*** Opening Task data ***
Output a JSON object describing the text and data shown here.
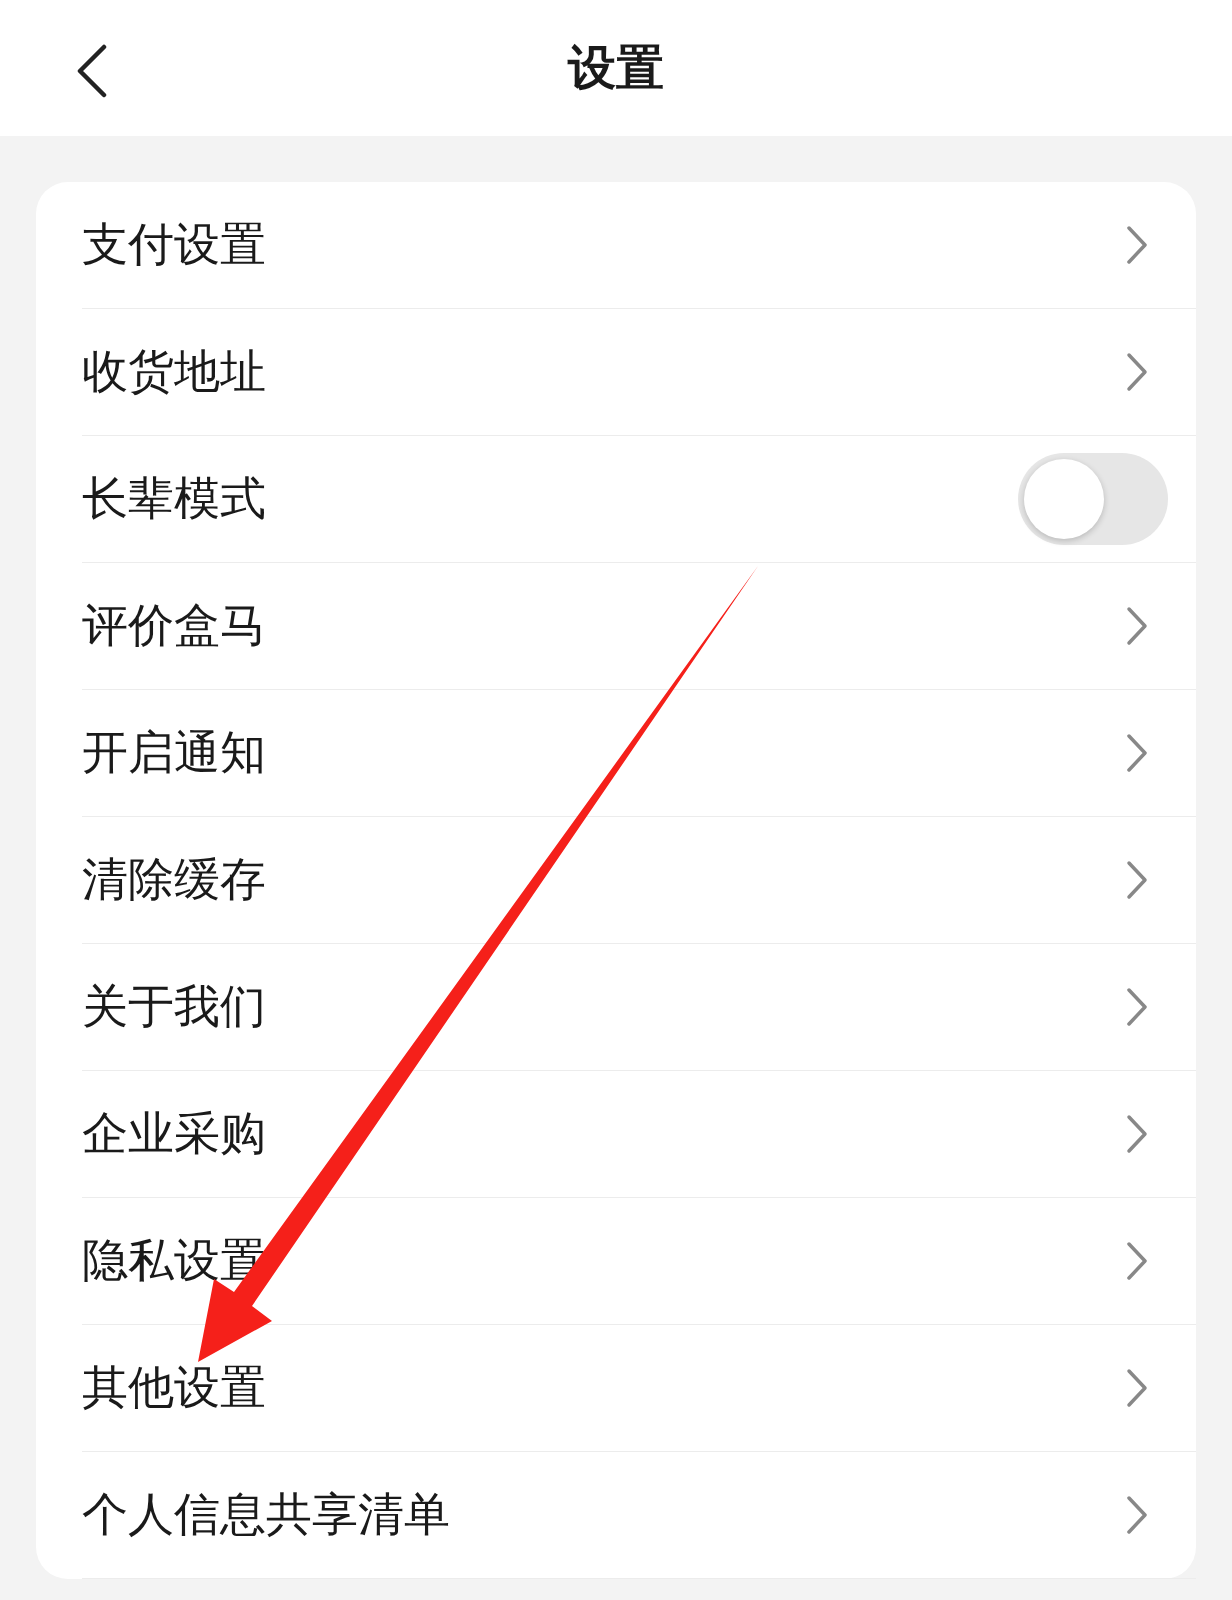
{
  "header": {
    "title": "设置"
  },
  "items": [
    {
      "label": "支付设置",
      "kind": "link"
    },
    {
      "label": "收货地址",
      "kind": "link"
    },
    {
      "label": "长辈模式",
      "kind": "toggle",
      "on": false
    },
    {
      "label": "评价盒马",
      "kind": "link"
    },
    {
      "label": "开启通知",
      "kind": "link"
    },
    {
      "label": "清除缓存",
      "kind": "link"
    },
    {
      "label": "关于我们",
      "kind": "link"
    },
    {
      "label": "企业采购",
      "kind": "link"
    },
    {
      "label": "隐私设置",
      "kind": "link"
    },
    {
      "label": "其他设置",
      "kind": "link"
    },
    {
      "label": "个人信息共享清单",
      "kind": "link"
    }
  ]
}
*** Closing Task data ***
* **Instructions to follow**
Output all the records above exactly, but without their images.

* **Completed exercise**
Output a JSON object describing the text and data shown here.
{
  "header": {
    "title": "设置"
  },
  "items": [
    {
      "label": "支付设置",
      "kind": "link"
    },
    {
      "label": "收货地址",
      "kind": "link"
    },
    {
      "label": "长辈模式",
      "kind": "toggle",
      "on": false
    },
    {
      "label": "评价盒马",
      "kind": "link"
    },
    {
      "label": "开启通知",
      "kind": "link"
    },
    {
      "label": "清除缓存",
      "kind": "link"
    },
    {
      "label": "关于我们",
      "kind": "link"
    },
    {
      "label": "企业采购",
      "kind": "link"
    },
    {
      "label": "隐私设置",
      "kind": "link"
    },
    {
      "label": "其他设置",
      "kind": "link"
    },
    {
      "label": "个人信息共享清单",
      "kind": "link"
    }
  ]
}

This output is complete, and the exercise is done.